**WORKING DATA**
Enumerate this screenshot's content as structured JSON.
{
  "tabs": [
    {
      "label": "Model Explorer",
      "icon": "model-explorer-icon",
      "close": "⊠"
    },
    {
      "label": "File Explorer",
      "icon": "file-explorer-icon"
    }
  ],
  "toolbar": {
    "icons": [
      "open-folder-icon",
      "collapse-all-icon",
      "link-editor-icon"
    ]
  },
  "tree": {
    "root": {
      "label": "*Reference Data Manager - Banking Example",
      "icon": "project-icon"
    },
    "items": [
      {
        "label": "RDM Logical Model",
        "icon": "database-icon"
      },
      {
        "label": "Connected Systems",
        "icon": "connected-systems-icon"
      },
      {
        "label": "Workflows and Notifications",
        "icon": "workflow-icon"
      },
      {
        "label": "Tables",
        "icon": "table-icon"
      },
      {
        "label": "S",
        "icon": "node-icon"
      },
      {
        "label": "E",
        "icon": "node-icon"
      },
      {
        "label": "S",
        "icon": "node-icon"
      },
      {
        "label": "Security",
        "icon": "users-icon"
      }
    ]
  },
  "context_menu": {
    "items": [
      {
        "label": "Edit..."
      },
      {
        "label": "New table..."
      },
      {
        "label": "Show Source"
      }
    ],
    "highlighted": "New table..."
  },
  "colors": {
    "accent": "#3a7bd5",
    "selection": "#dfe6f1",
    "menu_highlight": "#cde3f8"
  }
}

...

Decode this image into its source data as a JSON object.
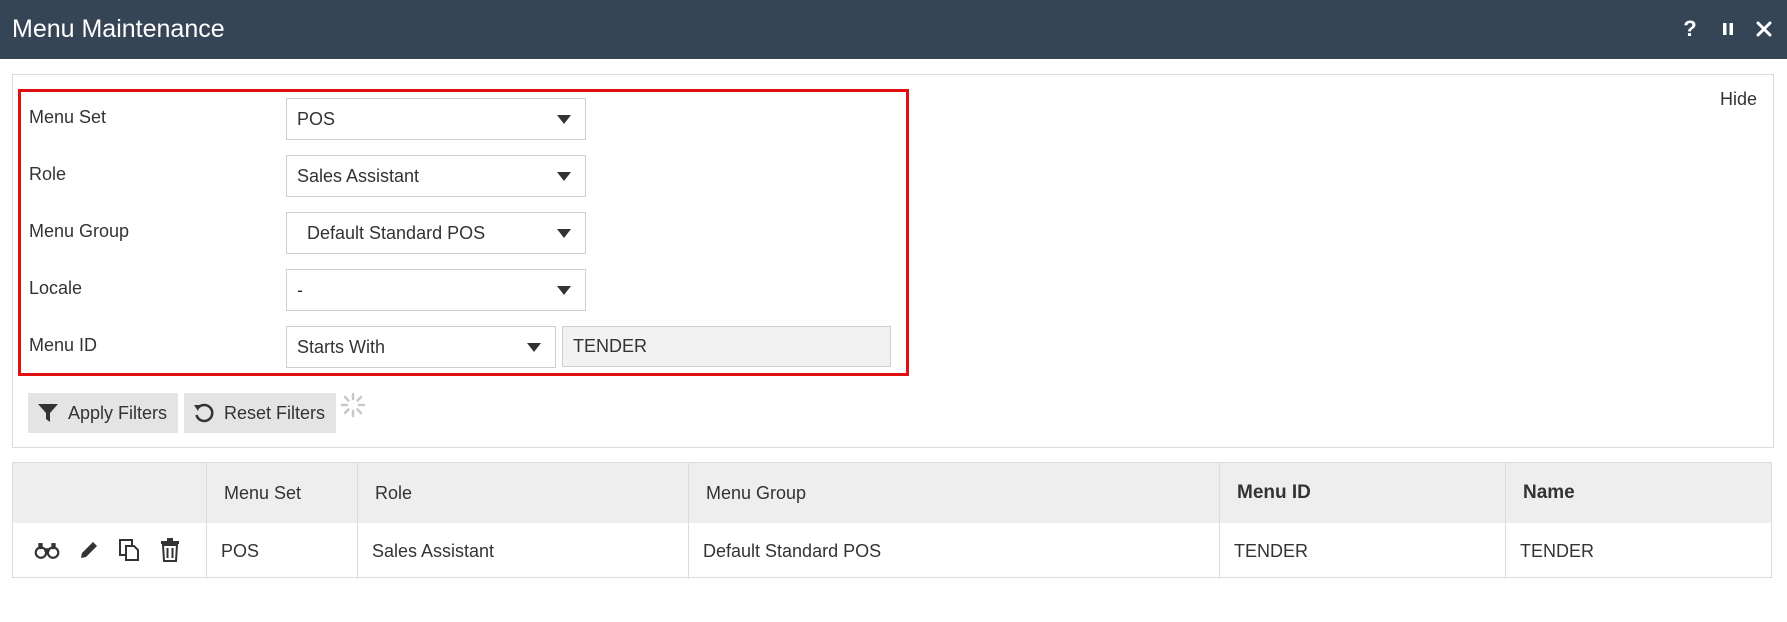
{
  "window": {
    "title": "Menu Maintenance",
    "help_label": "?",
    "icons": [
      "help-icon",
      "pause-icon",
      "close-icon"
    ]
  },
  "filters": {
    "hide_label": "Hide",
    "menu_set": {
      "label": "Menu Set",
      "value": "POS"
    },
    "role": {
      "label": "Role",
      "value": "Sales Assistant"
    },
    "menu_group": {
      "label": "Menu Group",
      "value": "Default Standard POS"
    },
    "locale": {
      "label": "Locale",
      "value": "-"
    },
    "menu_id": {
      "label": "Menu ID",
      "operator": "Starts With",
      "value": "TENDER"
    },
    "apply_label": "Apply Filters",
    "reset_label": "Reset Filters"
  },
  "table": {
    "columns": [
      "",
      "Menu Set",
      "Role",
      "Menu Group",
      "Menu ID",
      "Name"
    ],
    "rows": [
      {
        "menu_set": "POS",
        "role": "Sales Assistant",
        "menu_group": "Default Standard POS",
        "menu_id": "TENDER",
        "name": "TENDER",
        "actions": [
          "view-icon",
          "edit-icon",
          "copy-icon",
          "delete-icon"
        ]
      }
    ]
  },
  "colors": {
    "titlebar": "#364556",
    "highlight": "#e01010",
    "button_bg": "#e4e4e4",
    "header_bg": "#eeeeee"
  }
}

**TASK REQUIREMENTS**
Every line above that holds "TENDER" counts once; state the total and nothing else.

**EXPECTED OUTPUT**
3